**TASK REQUIREMENTS:** When you reproduce the data, keep every word exactly as it stands and leave the pictures out.

——————————

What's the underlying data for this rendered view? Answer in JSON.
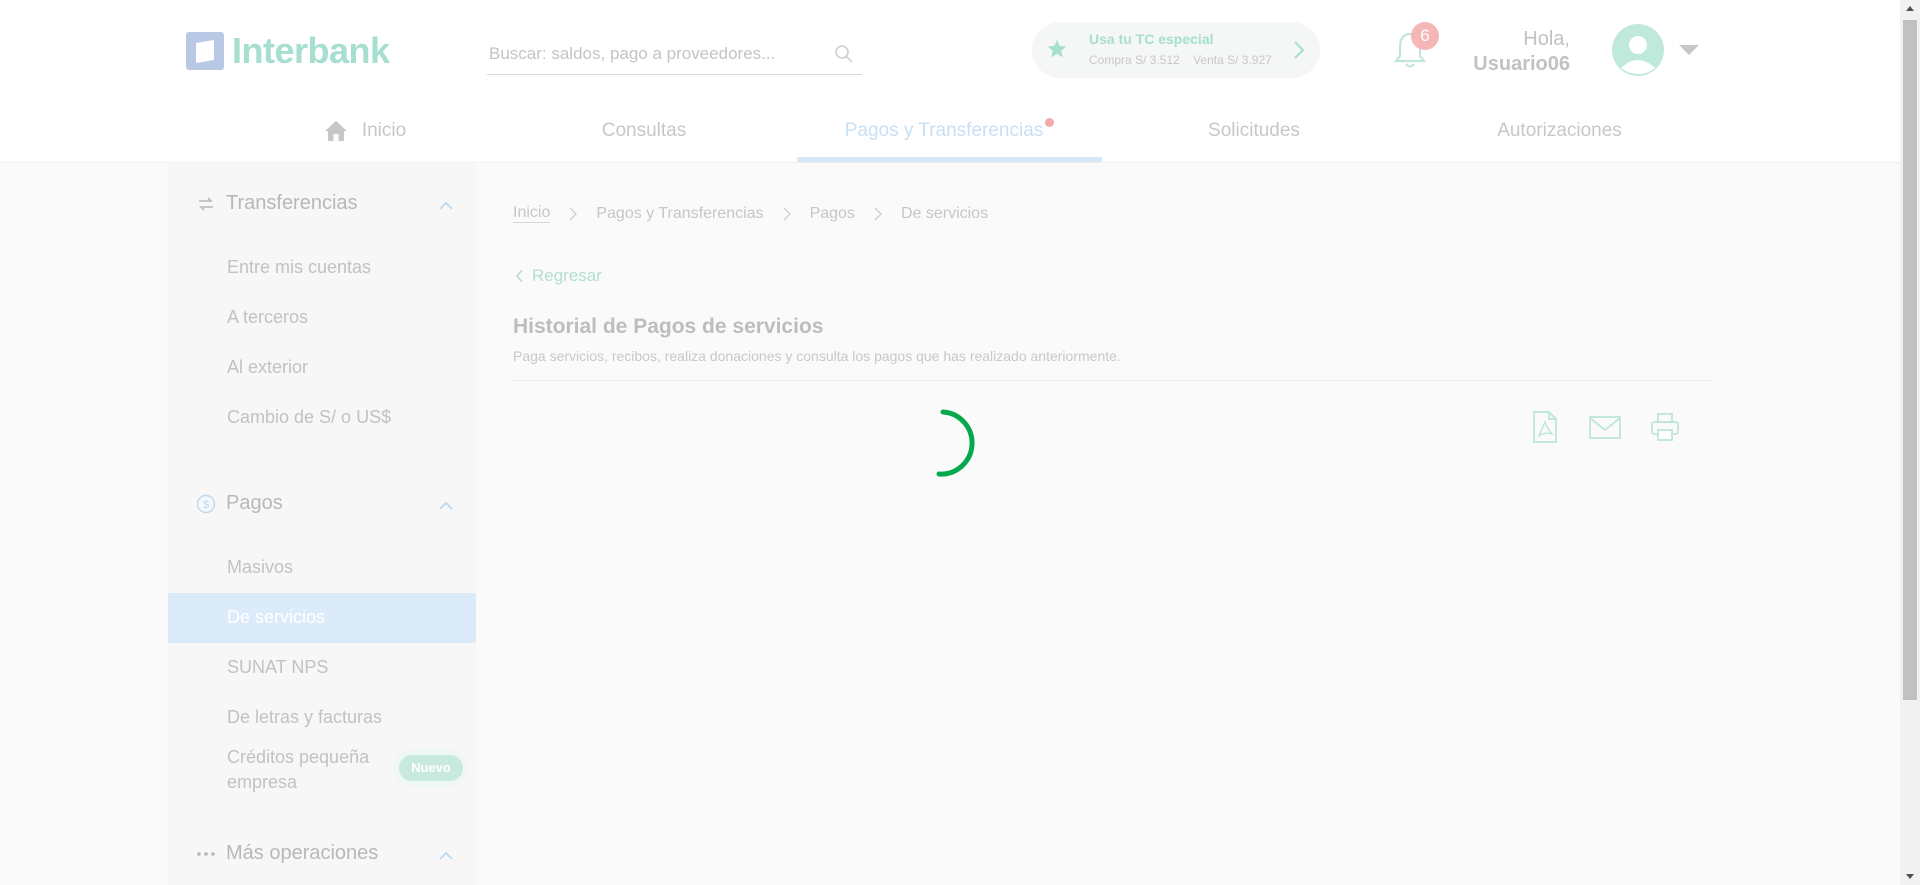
{
  "header": {
    "logo_text": "Interbank",
    "search_placeholder": "Buscar: saldos, pago a proveedores...",
    "promo": {
      "title": "Usa tu TC especial",
      "compra": "Compra S/ 3.512",
      "venta": "Venta S/ 3.927"
    },
    "notification_count": "6",
    "greeting": "Hola,",
    "username": "Usuario06"
  },
  "nav": [
    {
      "label": "Inicio",
      "icon": "home-icon"
    },
    {
      "label": "Consultas"
    },
    {
      "label": "Pagos y Transferencias",
      "active": true
    },
    {
      "label": "Solicitudes"
    },
    {
      "label": "Autorizaciones"
    }
  ],
  "sidebar": {
    "transferencias": {
      "title": "Transferencias",
      "items": [
        "Entre mis cuentas",
        "A terceros",
        "Al exterior",
        "Cambio de S/ o US$"
      ]
    },
    "pagos": {
      "title": "Pagos",
      "items": [
        "Masivos",
        "De servicios",
        "SUNAT NPS",
        "De letras y facturas",
        "Créditos pequeña empresa"
      ],
      "selected": "De servicios",
      "nuevo_badge": "Nuevo"
    },
    "mas": {
      "title": "Más operaciones"
    }
  },
  "breadcrumb": [
    "Inicio",
    "Pagos y Transferencias",
    "Pagos",
    "De servicios"
  ],
  "back_label": "Regresar",
  "page": {
    "title": "Historial de Pagos de servicios",
    "subtitle": "Paga servicios, recibos, realiza donaciones y consulta los pagos que has realizado anteriormente."
  },
  "colors": {
    "brand_green": "#05be50",
    "spinner": "#05a84c",
    "active_nav": "#c9dff4",
    "selected_bg": "#dcebf9"
  }
}
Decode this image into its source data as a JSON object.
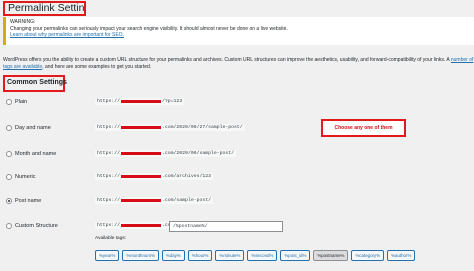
{
  "page_title": "Permalink Settings",
  "notice": {
    "heading": "WARNING:",
    "line": "Changing your permalinks can seriously impact your search engine visibility. It should almost never be done on a live website.",
    "link": "Learn about why permalinks are important for SEO."
  },
  "intro": {
    "text1": "WordPress offers you the ability to create a custom URL structure for your permalinks and archives. Custom URL structures can improve the aesthetics, usability, and forward-compatibility of your links. A",
    "link": "number of tags are available",
    "text2": ", and here are some examples to get you started."
  },
  "section_title": "Common Settings",
  "options": [
    {
      "label": "Plain",
      "prefix": "https://",
      "suffix": "/?p=123",
      "selected": false
    },
    {
      "label": "Day and name",
      "prefix": "https://",
      "suffix": ".com/2020/06/27/sample-post/",
      "selected": false
    },
    {
      "label": "Month and name",
      "prefix": "https://",
      "suffix": ".com/2020/06/sample-post/",
      "selected": false
    },
    {
      "label": "Numeric",
      "prefix": "https://",
      "suffix": ".com/archives/123",
      "selected": false
    },
    {
      "label": "Post name",
      "prefix": "https://",
      "suffix": ".com/sample-post/",
      "selected": true
    },
    {
      "label": "Custom Structure",
      "prefix": "https://",
      "suffix": ".com",
      "selected": false
    }
  ],
  "custom_value": "/%postname%/",
  "callout": "Choose any one of them",
  "available_tags_label": "Available tags:",
  "tags": [
    "%year%",
    "%monthnum%",
    "%day%",
    "%hour%",
    "%minute%",
    "%second%",
    "%post_id%",
    "%postname%",
    "%category%",
    "%author%"
  ],
  "active_tag_index": 7
}
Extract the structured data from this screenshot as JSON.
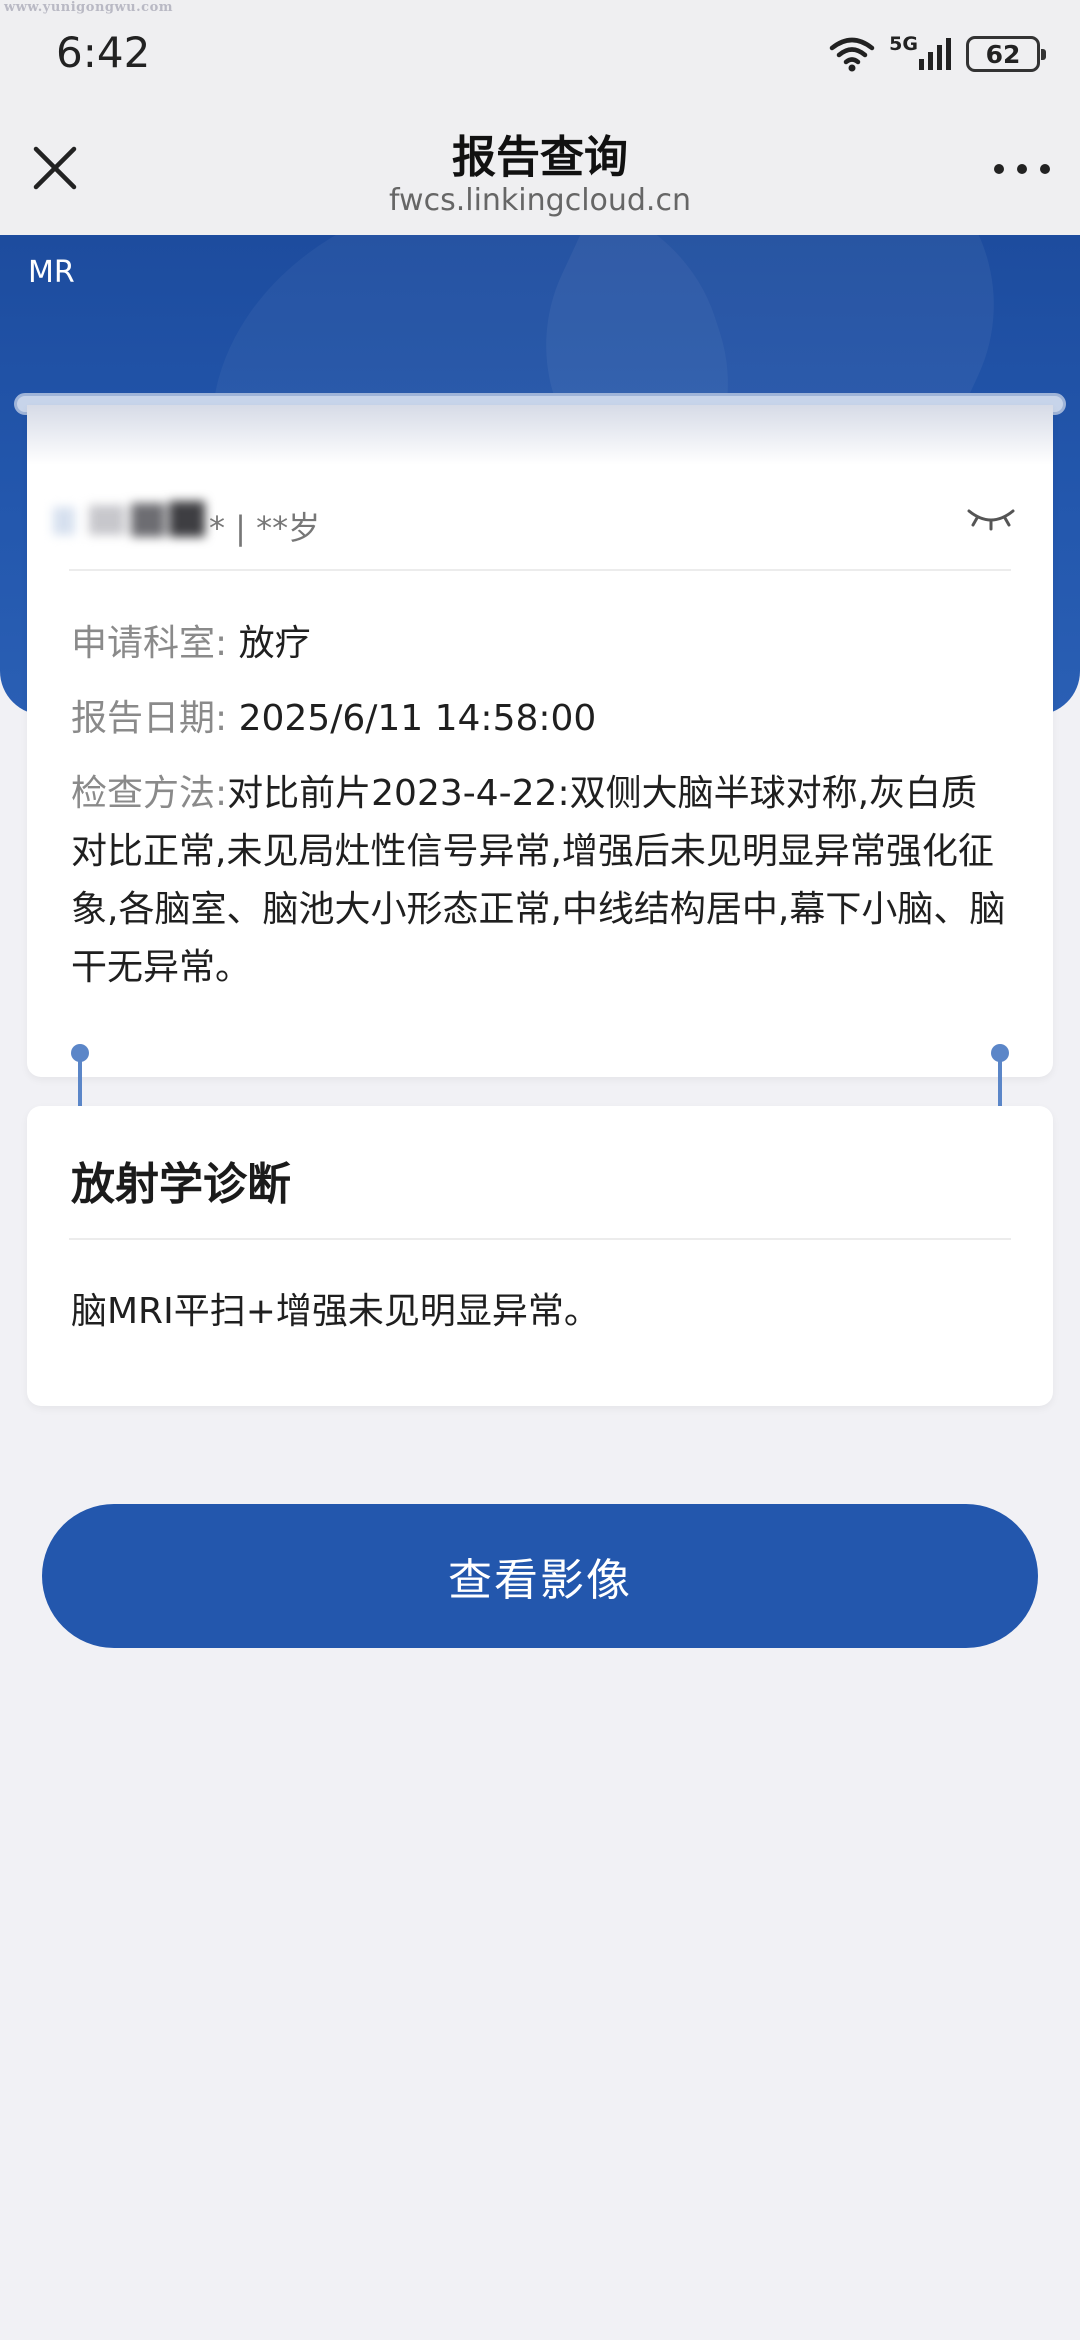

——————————

**RESULT FOR THIS EXERCISE:**
What's the underlying data for this rendered view? Answer in JSON.
{
  "header": {
    "logo_text": "Interbank",
    "search_placeholder": "Buscar: saldos, pago a proveedores...",
    "promo": {
      "title": "Usa tu TC especial",
      "compra": "Compra S/ 3.512",
      "venta": "Venta S/ 3.927"
    },
    "notification_count": "6",
    "greeting": "Hola,",
    "username": "Usuario06"
  },
  "nav": [
    {
      "label": "Inicio",
      "icon": "home-icon"
    },
    {
      "label": "Consultas"
    },
    {
      "label": "Pagos y Transferencias",
      "active": true
    },
    {
      "label": "Solicitudes"
    },
    {
      "label": "Autorizaciones"
    }
  ],
  "sidebar": {
    "transferencias": {
      "title": "Transferencias",
      "items": [
        "Entre mis cuentas",
        "A terceros",
        "Al exterior",
        "Cambio de S/ o US$"
      ]
    },
    "pagos": {
      "title": "Pagos",
      "items": [
        "Masivos",
        "De servicios",
        "SUNAT NPS",
        "De letras y facturas",
        "Créditos pequeña empresa"
      ],
      "selected": "De servicios",
      "nuevo_badge": "Nuevo"
    },
    "mas": {
      "title": "Más operaciones"
    }
  },
  "breadcrumb": [
    "Inicio",
    "Pagos y Transferencias",
    "Pagos",
    "De servicios"
  ],
  "back_label": "Regresar",
  "page": {
    "title": "Historial de Pagos de servicios",
    "subtitle": "Paga servicios, recibos, realiza donaciones y consulta los pagos que has realizado anteriormente."
  },
  "colors": {
    "brand_green": "#05be50",
    "spinner": "#05a84c",
    "active_nav": "#c9dff4",
    "selected_bg": "#dcebf9"
  }
}
Decode this image into its source data as a JSON object.
{
  "page_title": "Permalink Settings",
  "notice": {
    "heading": "WARNING:",
    "line": "Changing your permalinks can seriously impact your search engine visibility. It should almost never be done on a live website.",
    "link": "Learn about why permalinks are important for SEO."
  },
  "intro": {
    "text1": "WordPress offers you the ability to create a custom URL structure for your permalinks and archives. Custom URL structures can improve the aesthetics, usability, and forward-compatibility of your links. A",
    "link": "number of tags are available",
    "text2": ", and here are some examples to get you started."
  },
  "section_title": "Common Settings",
  "options": [
    {
      "label": "Plain",
      "prefix": "https://",
      "suffix": "/?p=123",
      "selected": false
    },
    {
      "label": "Day and name",
      "prefix": "https://",
      "suffix": ".com/2020/06/27/sample-post/",
      "selected": false
    },
    {
      "label": "Month and name",
      "prefix": "https://",
      "suffix": ".com/2020/06/sample-post/",
      "selected": false
    },
    {
      "label": "Numeric",
      "prefix": "https://",
      "suffix": ".com/archives/123",
      "selected": false
    },
    {
      "label": "Post name",
      "prefix": "https://",
      "suffix": ".com/sample-post/",
      "selected": true
    },
    {
      "label": "Custom Structure",
      "prefix": "https://",
      "suffix": ".com",
      "selected": false
    }
  ],
  "custom_value": "/%postname%/",
  "callout": "Choose any one of them",
  "available_tags_label": "Available tags:",
  "tags": [
    "%year%",
    "%monthnum%",
    "%day%",
    "%hour%",
    "%minute%",
    "%second%",
    "%post_id%",
    "%postname%",
    "%category%",
    "%author%"
  ],
  "active_tag_index": 7
}
Extract the structured data from this screenshot as JSON.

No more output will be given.